■ LISTED RECORDS
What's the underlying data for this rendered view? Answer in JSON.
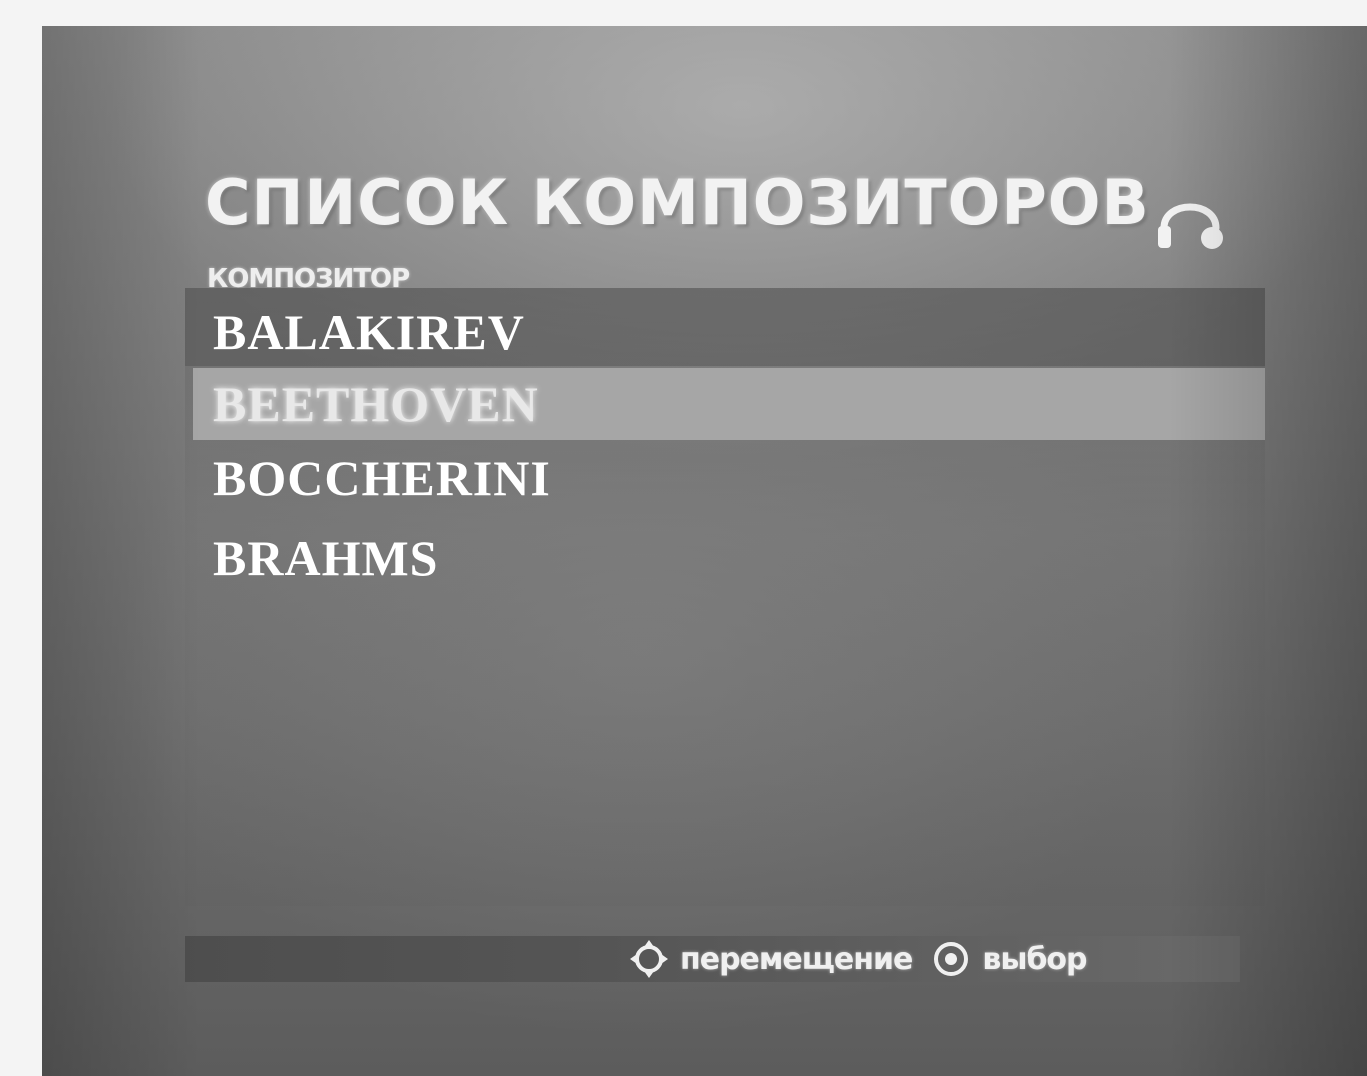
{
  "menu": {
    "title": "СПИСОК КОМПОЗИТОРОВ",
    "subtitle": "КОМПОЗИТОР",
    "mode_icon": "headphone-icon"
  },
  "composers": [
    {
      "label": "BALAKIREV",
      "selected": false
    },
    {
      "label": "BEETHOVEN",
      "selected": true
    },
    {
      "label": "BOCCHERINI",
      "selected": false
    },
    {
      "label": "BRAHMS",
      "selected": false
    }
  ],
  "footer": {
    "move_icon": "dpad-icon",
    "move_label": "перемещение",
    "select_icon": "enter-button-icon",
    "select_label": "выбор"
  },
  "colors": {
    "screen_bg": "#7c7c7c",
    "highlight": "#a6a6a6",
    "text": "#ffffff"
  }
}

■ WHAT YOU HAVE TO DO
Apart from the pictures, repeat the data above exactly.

■ SOLVED EXERCISE
What's the underlying data for this rendered view? Answer in JSON.
{
  "menu": {
    "title": "СПИСОК КОМПОЗИТОРОВ",
    "subtitle": "КОМПОЗИТОР",
    "mode_icon": "headphone-icon"
  },
  "composers": [
    {
      "label": "BALAKIREV",
      "selected": false
    },
    {
      "label": "BEETHOVEN",
      "selected": true
    },
    {
      "label": "BOCCHERINI",
      "selected": false
    },
    {
      "label": "BRAHMS",
      "selected": false
    }
  ],
  "footer": {
    "move_icon": "dpad-icon",
    "move_label": "перемещение",
    "select_icon": "enter-button-icon",
    "select_label": "выбор"
  },
  "colors": {
    "screen_bg": "#7c7c7c",
    "highlight": "#a6a6a6",
    "text": "#ffffff"
  }
}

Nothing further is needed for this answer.